It’s time to regulate hate speech on social networks | Opinion – analysis
Online forums are often looked at in a vacuum, but they are simply a reflection of society. In India, polarizing content and hateful material on the Internet has proliferated in the recent past. The opinions that an individual would hold back before for fear of social reaction have now found their safe spaces online. The Internet hosts a variety of extreme statements.
Today’s social media is abuzz with toxic and hateful conversations. Stopping hate speech and false news has become a critical challenge for governments worldwide. But this is not just a technological problem; It is also a social problem. In 2019, a terrorist opened fire in two mosques that killed at least 49 faithful and wounded dozens more in Christchurch, New Zealand. The aftermath of such terrorist attacks led to a new debate on how governments and civil society should try to reduce hate speech on the Internet. The attack was broadcast live on Facebook by the author. In fact, the entire attack seemed orchestrated for the era of social media. Before it took place, a publication in the 4chan anonymous message panel, a particularly lawless forum that often presents racist and extremist publications, seemed to anticipate horror. The publication was linked to an 87-page manifesto full of anti-immigrant and anti-Muslim ideas, and directed users to a Facebook page that organized a live broadcast of the attack. Twitter posts also seemed to announce the attack. Finally, Facebook and Twitter removed the video, but not before it was seen by most of the world.
Countries around the world have already begun to recognize the theme of hate speech and false news and how it affects the functioning of society. Germany and France have some of the strictest policies in this regard. NetzDG or the Network Compliance Act in Germany guarantees strong prohibitions against hate speech, including the spread of pro-Nazi ideology. It provides strict deadlines for deletion, but also provides for an extension of that deadline in case additional data is needed to determine the veracity of the information. The basis for deciding whether any material violates the law is based on its criminal code. When surveyed, most of the complaints received in Germany were related to hate speech or political extremism, quite similar to India.
France, on the other hand, has a transparency obligation for digital platforms, where platforms must publish the name and the amount paid by the author in case the content is sponsored. With respect to false news, France has a law of 1881 that defines the criteria for establishing that the news is false and deliberately disseminated on a large scale. In this case, a court order is created to quickly stop the dissemination of such news. These nations are among the most proactive in content regulation. It is necessary to achieve this level of efficiency, respecting the freedoms of all involved, from individual companies to social networks.
It is undeniable that the consequences of the narrative that takes shape on online platforms, most of the time, have implications in real life. Back home in India, in 2018, the spread of rumors about child traffickers, through the popular WhatsApp messaging platform, caused a series of lynchings in rural areas.
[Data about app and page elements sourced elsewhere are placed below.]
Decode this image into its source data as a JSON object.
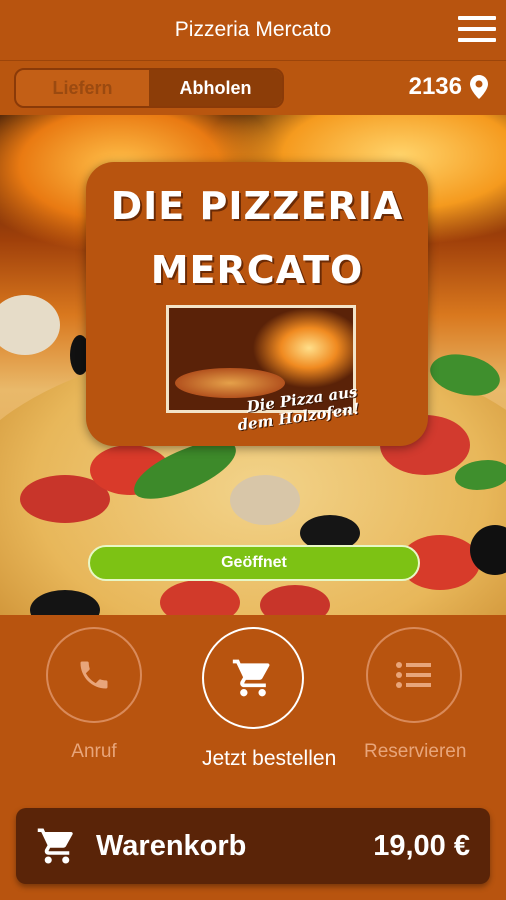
{
  "header": {
    "title": "Pizzeria Mercato",
    "menu_icon": "hamburger-menu-icon"
  },
  "delivery_toggle": {
    "options": [
      "Liefern",
      "Abholen"
    ],
    "selected": "Abholen"
  },
  "location": {
    "postal_code": "2136",
    "icon": "location-pin-icon"
  },
  "logo": {
    "line1": "DIE PIZZERIA",
    "line2": "MERCATO",
    "slogan_line1": "Die Pizza aus",
    "slogan_line2": "dem Holzofen!"
  },
  "status": {
    "label": "Geöffnet",
    "color": "#7dc214"
  },
  "actions": [
    {
      "label": "Anruf",
      "icon": "phone-icon"
    },
    {
      "label": "Jetzt bestellen",
      "icon": "shopping-cart-icon"
    },
    {
      "label": "Reservieren",
      "icon": "list-icon"
    }
  ],
  "cart": {
    "label": "Warenkorb",
    "total": "19,00 €",
    "icon": "shopping-cart-icon"
  },
  "colors": {
    "primary": "#b8540f",
    "dark": "#5a2408",
    "accent_green": "#7dc214"
  }
}
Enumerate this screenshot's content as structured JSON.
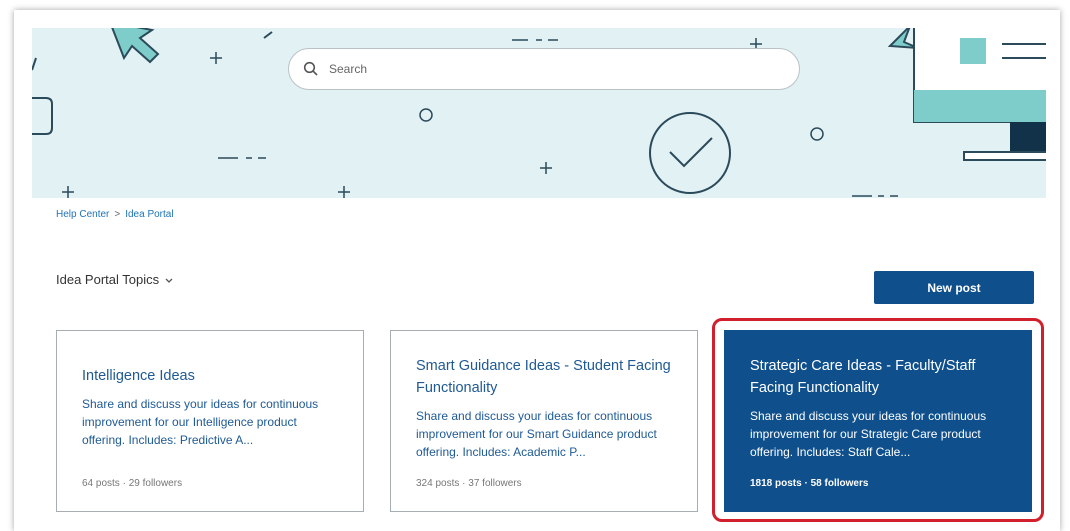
{
  "search": {
    "placeholder": "Search"
  },
  "breadcrumb": {
    "items": [
      "Help Center",
      "Idea Portal"
    ],
    "separator": ">"
  },
  "topics": {
    "label": "Idea Portal Topics"
  },
  "actions": {
    "new_post": "New post"
  },
  "cards": [
    {
      "title": "Intelligence Ideas",
      "description": "Share and discuss your ideas for continuous improvement for our Intelligence product offering. Includes: Predictive A...",
      "posts": "64 posts",
      "followers": "29 followers"
    },
    {
      "title": "Smart Guidance Ideas - Student Facing Functionality",
      "description": "Share and discuss your ideas for continuous improvement for our Smart Guidance product offering. Includes: Academic P...",
      "posts": "324 posts",
      "followers": "37 followers"
    },
    {
      "title": "Strategic Care Ideas - Faculty/Staff Facing Functionality",
      "description": "Share and discuss your ideas for continuous improvement for our Strategic Care product offering. Includes: Staff Cale...",
      "posts": "1818 posts",
      "followers": "58 followers",
      "highlighted": true
    }
  ],
  "meta_separator": "·",
  "colors": {
    "hero_bg": "#e2f1f3",
    "accent_teal": "#7ecdca",
    "brand_blue": "#0e4f8c",
    "link_blue": "#1f73b7",
    "highlight_red": "#d11f2b"
  }
}
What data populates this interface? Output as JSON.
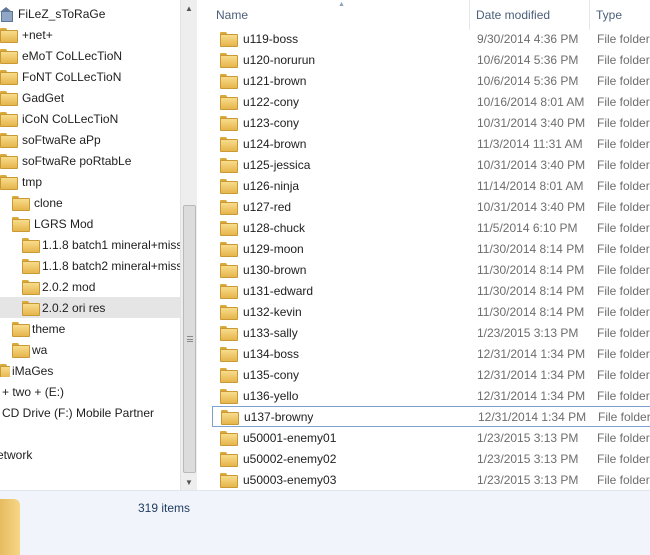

More recently, during the electoral campaign that preceded the Delhi legislature elections, an official election rally drew crowds with the use of the slogan “Desh ke gadaaron ko, Goli maaro saalon ko“However, in the days after this demonstration, a young man translated these words into reality by opening fire on protesters at Jamia Millia Islamia University, highlighting once again how hate speech has real consequences.
Fake news and hate content in India are mainly related to a person’s caste, gender or religion, which are sensitive issues for most of us. In addition, regulations to address these problems are insufficient and are also dispersed in multiple acts and regulations under the Indian Criminal Code, the Information Technology Law and the Criminal Procedure Code. The need is to harmonize and unify existing laws. In addition, it is necessary to amend the draft rules of intermediate standards to address modern forms of hate content that proliferate on the Internet. The reactive approach in the Shreya Singhal trial gave the direction on how hate content should be regulated and the government should follow this direction, where the user informs the intermediary and the platforms remove it after following due process. The current legislative approach ignores due process and, therefore, is subject to abuse by the government. While security is fundamental, privacy is a right guaranteed by the Constitution and it is imperative that the government balance privacy and security in the future.
We have now reached a juncture in which members of the ruling party use hate speech in their efforts to gain support. Hate, vitriol, and falsehoods are commonly passed down to influence emotions and influence people. However, from these examples, we see that such discourse has and will have consequences. Therefore, it is imperative that the government recognize the threat of hate speech and ensure that there is adequate regulation to address the problem. While the intermediate guidelines proposed by the government are a step in the right direction, much remains to be desired in a comprehensive framework to address the problem and safeguard the freedoms of citizens.
Gaurav Gogoi is Member of Parliament and Leader of Congress
The opinions expressed are personal.